Bernard Rougier introduces us to men with links to the mujahidin in Afghanistan, the Sunni resistance in Iraq, al-Qaeda, and ISIS. He describes how they aspire to replace North Lebanon’s Sunni elites, who have been attacked and discredited by neighboring powers and jihadists alike, and explains how they have successfully positioned themselves as the local Sunni population’s most credible defender against powerful external enemies—such as Iran and the Shi‘a militia group Hezbollah. He sheds new light on the methods and actions of the jihadists, their internal debates, and their evolving political agenda over the past decade.
This riveting book is based on more than a decade of research, more than one hundred in-depth interviews with players at all levels, and Rougier’s extraordinary access to original source material. Written by one of the world’s leading experts on jihadism, The Sunni Tragedy in the Middle East provides timely insight into the social, political, and religious life of this dangerous and strategically critical region of the Middle East.
In August, Edinburgh University Press released “Contemporary Issues in Islam” by Asthma Afsaruddin (Indiana University). The publisher’s description follows:
Key ‘hot-button’ contemporary issues in Islam, often at the centre of public scrutiny, are the focus of this book. By placing the discussion of topics such as the Shari’a, jihad, the caliphate, women’s status and interfaith relations within a longer historical framework, Contemporary Issues in Islam reveals their multiple interpretations and contested applications over time.
Most public – and occasionally academic – discourses in the West present the Islamic tradition as unchanging and therefore unable to respond to the modern world. Such an ahistorical approach can foster the belief that Muslim-majority and Western societies are destined to clash. This book reveals instead the diversity and transformations within Islamic thought over time. Focusing on this internal diversity permits us to appreciate the scriptural and intellectual resources available within the Islamic tradition for responding to the challenges of modernity, even as this tradition interrogates and shapes modernity itself.

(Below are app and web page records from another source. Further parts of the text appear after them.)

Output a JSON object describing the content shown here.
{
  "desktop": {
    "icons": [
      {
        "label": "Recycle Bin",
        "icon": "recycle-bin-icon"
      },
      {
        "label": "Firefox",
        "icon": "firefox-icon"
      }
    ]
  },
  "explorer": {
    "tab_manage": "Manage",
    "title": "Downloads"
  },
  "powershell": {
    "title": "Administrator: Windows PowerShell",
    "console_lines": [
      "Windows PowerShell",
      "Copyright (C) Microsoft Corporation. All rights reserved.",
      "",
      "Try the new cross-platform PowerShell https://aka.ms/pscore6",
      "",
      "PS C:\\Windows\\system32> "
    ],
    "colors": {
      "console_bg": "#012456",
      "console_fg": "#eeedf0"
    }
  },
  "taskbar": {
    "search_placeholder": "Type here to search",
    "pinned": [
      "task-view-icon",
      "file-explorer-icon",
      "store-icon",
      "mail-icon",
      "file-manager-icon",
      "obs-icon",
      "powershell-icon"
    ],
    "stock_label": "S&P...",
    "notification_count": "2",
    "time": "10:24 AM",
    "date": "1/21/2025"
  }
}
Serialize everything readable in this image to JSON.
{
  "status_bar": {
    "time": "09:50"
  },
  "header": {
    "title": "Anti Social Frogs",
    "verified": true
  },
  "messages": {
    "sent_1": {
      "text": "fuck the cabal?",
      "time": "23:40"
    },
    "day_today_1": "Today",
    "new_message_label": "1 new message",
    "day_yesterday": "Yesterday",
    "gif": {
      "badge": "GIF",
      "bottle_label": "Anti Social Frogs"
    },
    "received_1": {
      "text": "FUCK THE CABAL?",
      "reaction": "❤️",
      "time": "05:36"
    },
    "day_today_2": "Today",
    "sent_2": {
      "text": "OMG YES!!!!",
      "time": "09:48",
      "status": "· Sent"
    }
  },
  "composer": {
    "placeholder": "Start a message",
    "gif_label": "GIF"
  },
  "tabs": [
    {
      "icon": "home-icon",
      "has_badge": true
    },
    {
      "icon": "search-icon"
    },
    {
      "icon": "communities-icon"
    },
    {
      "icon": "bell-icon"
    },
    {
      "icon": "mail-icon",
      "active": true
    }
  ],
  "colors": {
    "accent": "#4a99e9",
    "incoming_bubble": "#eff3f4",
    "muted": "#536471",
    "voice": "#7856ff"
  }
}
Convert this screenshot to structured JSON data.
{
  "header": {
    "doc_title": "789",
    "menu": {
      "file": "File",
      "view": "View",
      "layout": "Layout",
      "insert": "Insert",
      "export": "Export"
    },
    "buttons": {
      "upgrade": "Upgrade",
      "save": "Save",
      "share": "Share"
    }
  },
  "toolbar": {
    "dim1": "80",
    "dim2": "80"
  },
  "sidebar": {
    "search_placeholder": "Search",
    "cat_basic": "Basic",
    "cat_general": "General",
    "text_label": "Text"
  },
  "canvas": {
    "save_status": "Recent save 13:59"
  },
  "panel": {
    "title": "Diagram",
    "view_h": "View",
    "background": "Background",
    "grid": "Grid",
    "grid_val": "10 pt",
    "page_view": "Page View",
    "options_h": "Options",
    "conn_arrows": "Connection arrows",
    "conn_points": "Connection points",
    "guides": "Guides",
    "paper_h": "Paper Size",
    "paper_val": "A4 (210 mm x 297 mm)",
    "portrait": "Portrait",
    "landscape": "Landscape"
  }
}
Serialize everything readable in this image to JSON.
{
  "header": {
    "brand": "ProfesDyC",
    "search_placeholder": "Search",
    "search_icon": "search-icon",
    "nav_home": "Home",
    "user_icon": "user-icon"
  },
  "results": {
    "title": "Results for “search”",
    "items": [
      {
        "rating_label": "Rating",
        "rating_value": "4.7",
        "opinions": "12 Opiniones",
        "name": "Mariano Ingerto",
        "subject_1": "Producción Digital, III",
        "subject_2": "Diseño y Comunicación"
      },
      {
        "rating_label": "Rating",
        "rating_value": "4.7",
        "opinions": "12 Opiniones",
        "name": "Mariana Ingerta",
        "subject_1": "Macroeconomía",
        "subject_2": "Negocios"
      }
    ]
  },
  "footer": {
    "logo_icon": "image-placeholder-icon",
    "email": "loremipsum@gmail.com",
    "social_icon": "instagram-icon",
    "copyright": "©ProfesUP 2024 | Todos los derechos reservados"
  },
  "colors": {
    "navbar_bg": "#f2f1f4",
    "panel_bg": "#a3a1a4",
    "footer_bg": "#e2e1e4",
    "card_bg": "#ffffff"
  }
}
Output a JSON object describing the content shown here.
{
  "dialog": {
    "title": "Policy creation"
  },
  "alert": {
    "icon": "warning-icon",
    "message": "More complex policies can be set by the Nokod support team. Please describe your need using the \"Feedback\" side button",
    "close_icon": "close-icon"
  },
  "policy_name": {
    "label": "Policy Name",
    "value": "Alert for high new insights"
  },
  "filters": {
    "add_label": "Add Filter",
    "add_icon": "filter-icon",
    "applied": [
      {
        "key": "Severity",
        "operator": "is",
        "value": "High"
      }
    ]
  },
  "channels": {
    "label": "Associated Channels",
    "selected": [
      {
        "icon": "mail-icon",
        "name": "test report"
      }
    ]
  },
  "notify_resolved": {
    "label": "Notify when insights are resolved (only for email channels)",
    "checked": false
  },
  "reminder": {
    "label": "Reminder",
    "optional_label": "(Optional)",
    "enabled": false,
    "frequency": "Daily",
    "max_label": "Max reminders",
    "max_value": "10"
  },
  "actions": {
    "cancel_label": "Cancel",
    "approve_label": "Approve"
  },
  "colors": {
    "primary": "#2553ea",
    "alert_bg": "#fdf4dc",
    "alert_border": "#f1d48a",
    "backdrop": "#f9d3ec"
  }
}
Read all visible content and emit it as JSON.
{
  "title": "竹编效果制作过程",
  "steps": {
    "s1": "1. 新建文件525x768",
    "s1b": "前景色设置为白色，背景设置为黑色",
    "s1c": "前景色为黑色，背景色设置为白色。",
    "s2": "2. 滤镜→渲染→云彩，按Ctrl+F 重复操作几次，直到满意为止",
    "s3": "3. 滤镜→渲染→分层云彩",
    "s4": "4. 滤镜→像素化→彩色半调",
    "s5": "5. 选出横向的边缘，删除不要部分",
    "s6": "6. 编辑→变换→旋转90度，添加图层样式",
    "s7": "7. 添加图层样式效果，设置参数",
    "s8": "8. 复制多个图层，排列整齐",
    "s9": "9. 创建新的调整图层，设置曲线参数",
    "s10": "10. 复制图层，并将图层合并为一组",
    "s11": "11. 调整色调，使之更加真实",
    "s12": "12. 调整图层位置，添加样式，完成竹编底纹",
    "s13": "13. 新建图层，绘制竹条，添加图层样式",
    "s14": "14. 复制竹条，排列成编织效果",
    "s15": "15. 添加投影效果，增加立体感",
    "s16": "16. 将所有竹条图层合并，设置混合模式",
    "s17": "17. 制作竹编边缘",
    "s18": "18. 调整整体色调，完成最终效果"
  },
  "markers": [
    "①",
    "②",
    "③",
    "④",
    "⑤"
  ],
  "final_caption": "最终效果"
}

In February, I.B.Tauris will release “Twenty-first Century Jihad: Law, Society and Military Action” by Elisabeth Kendall (University of Oxford) and Ewan Stein (University of Edinburgh). The publisher’s description follows:
The term ‘jihad’ has come to be used as a byword for fanaticism and Islam’s allegedly implacable hostility towards the West. But, like other religious and political concepts, jihad has multiple resonances and associations, its meaning shifting over time and from place to place. Jihad has referred to movements of internal reform, spiritual struggle and self-defence as much as to ‘holy war’. And among Muslim intellectuals, the meaning and significance of jihad remain subject to debate and controversy. With this in mind, Twenty-First Century Jihad examines the ways in which the concept of jihad has changed, from its roots in the Qur’an to its usage in current debate. This book explores familiar modern political angles, and touches on far less commonly analysed instances of jihad, incorporating issues of law, society, literature and military action. As this key concept is ever-more important for international politics and security studies, Twenty-First Century Jihad contains vital analysis for those researching the role of religion in the modern world.